Vince Staples is 10 songs that include 2 interludes, a quick, refreshing listen in today’s age of 25+ track albums, and day-after deluxes. With the walls between music and technology continuing to blur, is there ever a pressure to conform with this quantity and algorithm-based approach to art we see today?
I don’t think so. It’s leaps and bounds when comparing where I came from, to where I am now. I come from the worst circumstances I could have possibly imagined, so I’m grateful for every opportunity I get. Of course, there are always going to be hiccups, nothing’s perfect, but it’s better than what I had to do growing up. I never had a job before this. I never had any financial literacy before this. So if I have to deal with the ever-changing business of music and tech, that’s fine by me. It’s better than the alternative.
Outside of music, you have Limbo Beach, your upcoming graphic novel about children fighting to regain their stolen youth. What made this form of expression the one you want to pursue with this narrative?
There’s a company called Z2 that works with Universal to create graphic novels based on the music artists are releasing, and they reached out with the opportunity. I asked if we could make something from scratch, and they were on board. It worked out perfectly. It’s exciting to try different things in a new medium.
Is it a different process telling stores in this form as opposed to your music?
I find it pretty similar. Writing is writing for me, so it’s just cool to see what else you can do because I didn’t grow up wanting to make music anyway. It was something I just tried. So why not try other things? Maybe it results in the same outcome.
You’re also working on a show for Netflix. As someone who grew up engrossed in film, what’s that process been like?
I’m having a really good time. I’m learning how to write scripts and what it takes to fully create these things. Hopefully, it comes out great. Well, we’ll make sure it does.
So with a new album out, and both a graphic novel and television series on the way, how do you want to spend your downtime in this latter half of 2021?

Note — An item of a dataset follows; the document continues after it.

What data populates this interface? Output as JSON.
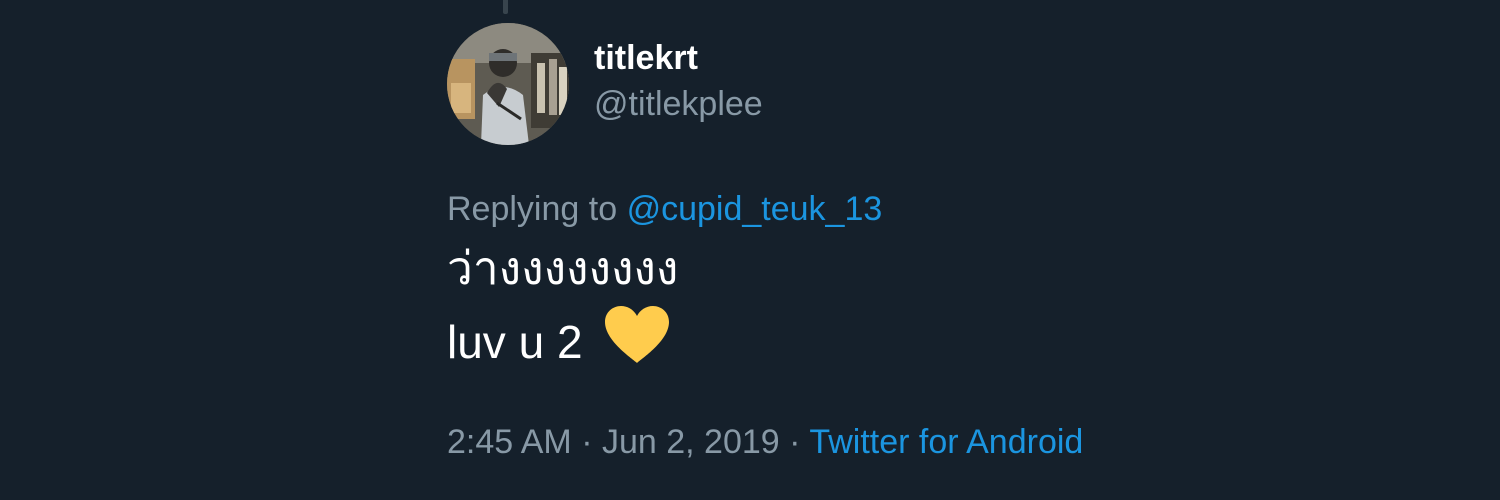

Everything is downtime if I look at it a certain way. I’m just going to try and be creative, patient, and optimistic about the future. Everything will work from there.